El País, Spain’s leading newspaper, has an interesting article today that tells the story of how the largest fashion show in Spain, Pasarela Cibeles, is not allowing extremely thin models on the cat walk.

In Spain, as in many other countries, there is a concern that very thin models and their look are responsible for many women of average weight becoming anorexic. So what the managers of Pasarela Cibeles did is hire a group of nutrition experts who recommended that models whose body mass index is lower than 18 cannot go on the runway. Body mass index is your weight in kilos divided by the square of your height in meters.

Follow Martin Varsavsky on Twitter: twitter.com/martinvars

No Comments

XL on September 9, 2006  · 

In fact I think it’s not pasarela Cibeles is the spanish law that forbide that, the law was done on 1990 but nobody has aplicated, but finally the goverment decided to act, because 30% of the models of last year didn’t respect this criteria.

I’m agree with the spirit of the law, but I think is a mistake that the spanish goverment act alone,because is a disaventage for spanish designers… now his designs seems not adequated, or not to cool…

I think that the solution of the goverment should be push to develop an european law that afects all the countris, because in that case the efficacity will higher, and spanish designers won’t be in disadventage.

I think that if you see an advertaisment of an European designer you see bones skin and dress, but if you see an advice of Ralph Lauren, Tommy or other american designers, you see more nice and health people…

3.0 rating

Galleguayo on September 9, 2006  · 

Esta noticia sería más válida si no conociéramos que España se postula a la Presidencia de la OMS. Pero bueno, algo es algo, por algún lado había que empezar.

En mi País se murió una modelo en plena pasarela, por tratar de llegar a cánones de belleza establecidos por los más importantes centros de diseño (Milán, París, Barcelona…)

Este problema, ya es un problema mundial, gracias a la globalización, por eso la OMS debería tomar debida nota de lo que aquí se está intentando hacer, pero hay que atacar a la raíz, a los diseñadores y a la publicidad que estos realizan.

Algún control que advierta (sobre todo a las jóvenes), que tratar de llegar a unas medidas para ponerse tal o cual prenda, puede causar severos transtornos en su alimentación y graves daños a su salud.

Pero la pregunta queda hecha, ¿se revisan ahora estos temas tímidamente, para acceder a cargos políticos internacionales?, ¿o se hace por verdadero compromiso social y humano?.

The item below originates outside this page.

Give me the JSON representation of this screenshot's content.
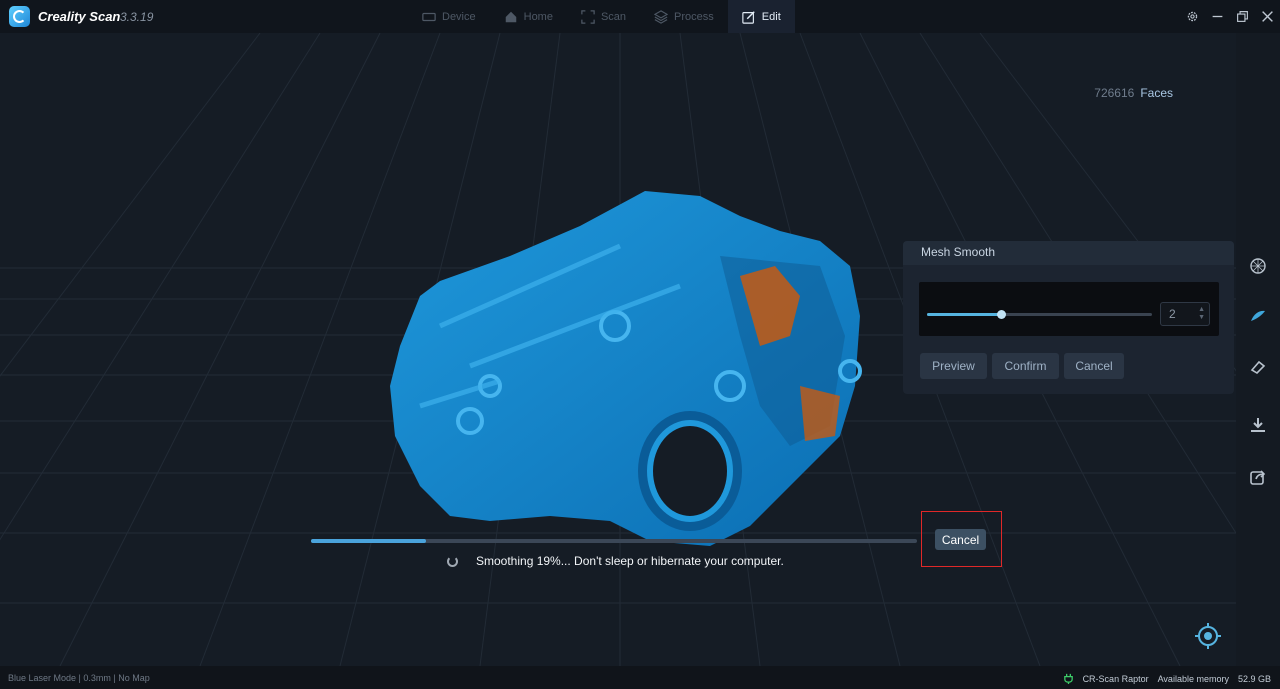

Un abrazo.

3.0 rating

Phil on September 13, 2006  · 

No government should get involved in the management of cultural imagery. This carries us to the realm of dangerous relativity, and who knows what the government will decide to regulate next.

We see imagery on a daily basis that is more dangerous to society than skinny models. A better solution is to make sure that the educational system gives young people the analytical tools in order to “not buy into the hype.”

People should learn to think and be responsoible–why should the goverment do that for them?

3.0 rating

deborah on September 23, 2006  · 

I would like to disagree with the previous comment. BMI goes beyong “cultural imagery” and has to do with public health, mental and physical, and it is the responsibility of the government to provide as much information and regulate accordingly, not only towards individuals but in increasing accountability of corporations in this realm.
This initiative however is only a first step in what should be broader public health policy that includese as well, as the previous post mentions, education.
As it was said before, given the transborder reach of images and information public health policies need to tailored at the multilateral level to be more effective.
Regards and thanks for the posting, although Martin did not give his point of view on this.

3.0 rating

Leave a Comment

Español / English

Subscribe to e-mail bulletin:
Recent Tweets